Copy, from the material below, each line where "with" shows up.

┄┄┄┄┄┄┄┄┄┄

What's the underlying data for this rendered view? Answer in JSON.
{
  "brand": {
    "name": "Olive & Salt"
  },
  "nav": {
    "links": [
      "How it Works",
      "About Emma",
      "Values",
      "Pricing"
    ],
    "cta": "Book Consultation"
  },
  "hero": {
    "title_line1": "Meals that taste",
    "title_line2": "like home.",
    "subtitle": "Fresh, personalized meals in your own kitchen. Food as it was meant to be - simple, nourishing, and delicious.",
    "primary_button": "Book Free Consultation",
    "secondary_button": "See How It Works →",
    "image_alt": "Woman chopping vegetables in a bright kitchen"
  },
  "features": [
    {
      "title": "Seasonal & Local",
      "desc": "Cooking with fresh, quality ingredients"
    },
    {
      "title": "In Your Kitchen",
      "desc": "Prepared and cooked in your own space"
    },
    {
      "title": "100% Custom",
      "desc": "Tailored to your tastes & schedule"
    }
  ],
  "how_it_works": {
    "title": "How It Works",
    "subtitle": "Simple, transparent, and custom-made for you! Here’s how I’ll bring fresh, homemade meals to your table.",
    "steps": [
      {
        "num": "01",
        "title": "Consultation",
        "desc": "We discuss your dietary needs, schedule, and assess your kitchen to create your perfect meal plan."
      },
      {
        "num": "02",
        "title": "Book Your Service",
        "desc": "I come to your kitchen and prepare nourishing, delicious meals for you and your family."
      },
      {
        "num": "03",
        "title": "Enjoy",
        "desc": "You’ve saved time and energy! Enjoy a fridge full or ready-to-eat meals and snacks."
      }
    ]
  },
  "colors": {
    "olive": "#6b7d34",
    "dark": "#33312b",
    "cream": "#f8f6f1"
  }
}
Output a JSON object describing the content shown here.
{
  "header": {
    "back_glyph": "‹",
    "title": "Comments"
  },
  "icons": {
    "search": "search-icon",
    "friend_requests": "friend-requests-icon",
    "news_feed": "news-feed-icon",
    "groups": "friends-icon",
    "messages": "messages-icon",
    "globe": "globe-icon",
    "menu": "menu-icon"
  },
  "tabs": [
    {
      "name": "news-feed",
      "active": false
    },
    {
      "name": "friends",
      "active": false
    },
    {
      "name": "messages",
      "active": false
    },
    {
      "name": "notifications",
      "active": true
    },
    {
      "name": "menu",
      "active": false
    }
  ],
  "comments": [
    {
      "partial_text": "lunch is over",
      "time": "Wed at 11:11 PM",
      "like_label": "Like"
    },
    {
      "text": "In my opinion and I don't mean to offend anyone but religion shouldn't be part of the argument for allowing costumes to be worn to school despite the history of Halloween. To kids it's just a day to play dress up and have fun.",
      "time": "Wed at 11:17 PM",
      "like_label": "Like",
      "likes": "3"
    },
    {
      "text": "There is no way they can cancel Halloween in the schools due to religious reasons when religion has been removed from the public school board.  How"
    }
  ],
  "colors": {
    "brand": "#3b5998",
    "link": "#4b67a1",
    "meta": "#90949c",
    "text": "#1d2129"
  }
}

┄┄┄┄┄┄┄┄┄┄

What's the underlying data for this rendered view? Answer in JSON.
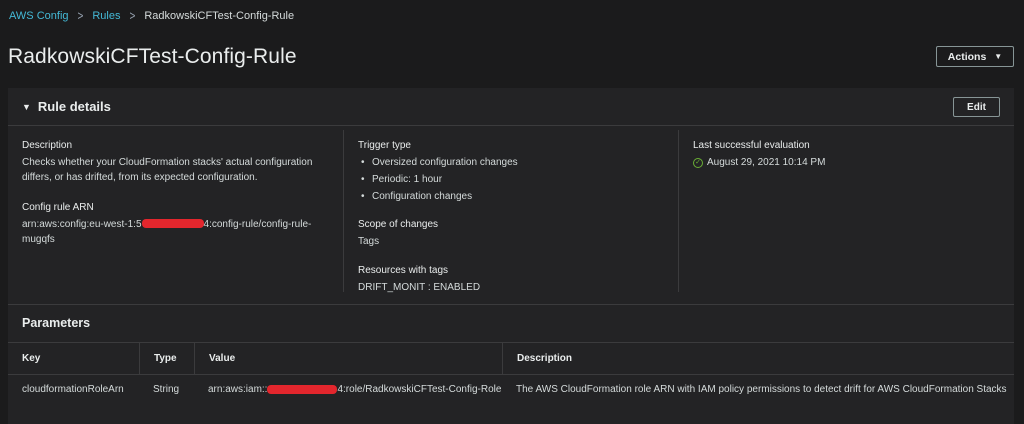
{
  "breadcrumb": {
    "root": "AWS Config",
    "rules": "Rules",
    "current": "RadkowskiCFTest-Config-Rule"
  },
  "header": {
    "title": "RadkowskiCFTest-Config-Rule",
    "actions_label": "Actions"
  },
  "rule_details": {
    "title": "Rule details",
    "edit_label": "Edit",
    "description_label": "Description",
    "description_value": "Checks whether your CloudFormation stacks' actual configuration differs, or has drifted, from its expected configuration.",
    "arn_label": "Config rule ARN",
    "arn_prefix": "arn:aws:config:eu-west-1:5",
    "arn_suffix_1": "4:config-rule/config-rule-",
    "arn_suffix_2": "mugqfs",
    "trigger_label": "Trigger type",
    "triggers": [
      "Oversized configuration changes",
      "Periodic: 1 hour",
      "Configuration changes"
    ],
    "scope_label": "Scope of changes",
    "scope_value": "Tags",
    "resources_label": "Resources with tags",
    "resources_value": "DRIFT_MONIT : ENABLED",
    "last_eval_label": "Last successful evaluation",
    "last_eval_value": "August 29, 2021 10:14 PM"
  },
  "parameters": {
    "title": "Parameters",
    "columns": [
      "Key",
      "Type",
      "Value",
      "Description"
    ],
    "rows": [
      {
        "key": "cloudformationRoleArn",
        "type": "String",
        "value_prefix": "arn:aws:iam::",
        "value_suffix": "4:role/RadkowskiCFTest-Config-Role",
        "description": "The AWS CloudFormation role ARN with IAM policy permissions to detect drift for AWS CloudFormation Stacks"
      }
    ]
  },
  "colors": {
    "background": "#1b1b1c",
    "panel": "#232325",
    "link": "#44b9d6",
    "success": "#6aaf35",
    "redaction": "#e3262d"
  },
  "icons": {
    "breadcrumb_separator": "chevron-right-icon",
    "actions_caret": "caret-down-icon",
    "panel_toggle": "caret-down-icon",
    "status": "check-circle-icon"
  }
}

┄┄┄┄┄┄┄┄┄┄

(Response):
      "desc": "Cooking with fresh, quality ingredients"
    "resources_label": "Resources with tags",
        "description": "The AWS CloudFormation role ARN with IAM policy permissions to detect drift for AWS CloudFormation Stacks"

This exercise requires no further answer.